| EXERCISE GOAL |
When a line in the data below includes "icon", count it; then give only the total.
**********
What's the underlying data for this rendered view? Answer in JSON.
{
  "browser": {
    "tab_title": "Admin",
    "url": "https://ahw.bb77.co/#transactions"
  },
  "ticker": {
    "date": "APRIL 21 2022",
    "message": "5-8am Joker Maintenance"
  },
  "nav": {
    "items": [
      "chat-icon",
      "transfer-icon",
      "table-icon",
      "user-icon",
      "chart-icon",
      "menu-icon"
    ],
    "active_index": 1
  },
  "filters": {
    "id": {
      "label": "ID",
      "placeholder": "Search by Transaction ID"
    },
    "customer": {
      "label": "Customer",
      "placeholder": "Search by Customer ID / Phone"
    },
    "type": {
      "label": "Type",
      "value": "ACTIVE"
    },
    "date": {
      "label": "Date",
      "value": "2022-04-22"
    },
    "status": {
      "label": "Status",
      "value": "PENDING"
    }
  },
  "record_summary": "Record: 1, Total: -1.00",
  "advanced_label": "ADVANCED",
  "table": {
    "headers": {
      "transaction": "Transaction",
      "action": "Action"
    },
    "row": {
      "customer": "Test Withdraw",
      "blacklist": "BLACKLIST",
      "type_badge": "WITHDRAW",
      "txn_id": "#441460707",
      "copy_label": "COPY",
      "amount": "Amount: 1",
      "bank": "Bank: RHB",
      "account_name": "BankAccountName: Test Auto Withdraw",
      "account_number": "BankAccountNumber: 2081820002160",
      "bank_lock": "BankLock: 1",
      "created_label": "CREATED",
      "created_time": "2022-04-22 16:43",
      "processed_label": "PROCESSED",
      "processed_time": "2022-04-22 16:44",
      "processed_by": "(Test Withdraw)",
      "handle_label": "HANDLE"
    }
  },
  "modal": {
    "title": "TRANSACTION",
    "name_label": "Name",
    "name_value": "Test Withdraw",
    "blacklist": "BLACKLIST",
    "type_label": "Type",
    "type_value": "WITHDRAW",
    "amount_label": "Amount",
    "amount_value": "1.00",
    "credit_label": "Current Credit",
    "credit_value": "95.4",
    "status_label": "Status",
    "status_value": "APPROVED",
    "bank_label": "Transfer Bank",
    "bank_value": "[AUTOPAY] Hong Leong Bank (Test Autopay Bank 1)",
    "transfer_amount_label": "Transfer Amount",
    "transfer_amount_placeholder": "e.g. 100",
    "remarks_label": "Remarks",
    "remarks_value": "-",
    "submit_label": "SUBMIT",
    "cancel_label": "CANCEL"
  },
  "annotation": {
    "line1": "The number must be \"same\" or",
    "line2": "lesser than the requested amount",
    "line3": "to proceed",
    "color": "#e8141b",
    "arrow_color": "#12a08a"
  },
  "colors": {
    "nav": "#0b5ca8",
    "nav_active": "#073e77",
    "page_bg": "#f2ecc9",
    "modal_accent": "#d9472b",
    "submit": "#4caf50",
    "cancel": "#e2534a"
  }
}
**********
| TASK RESPONSE |
6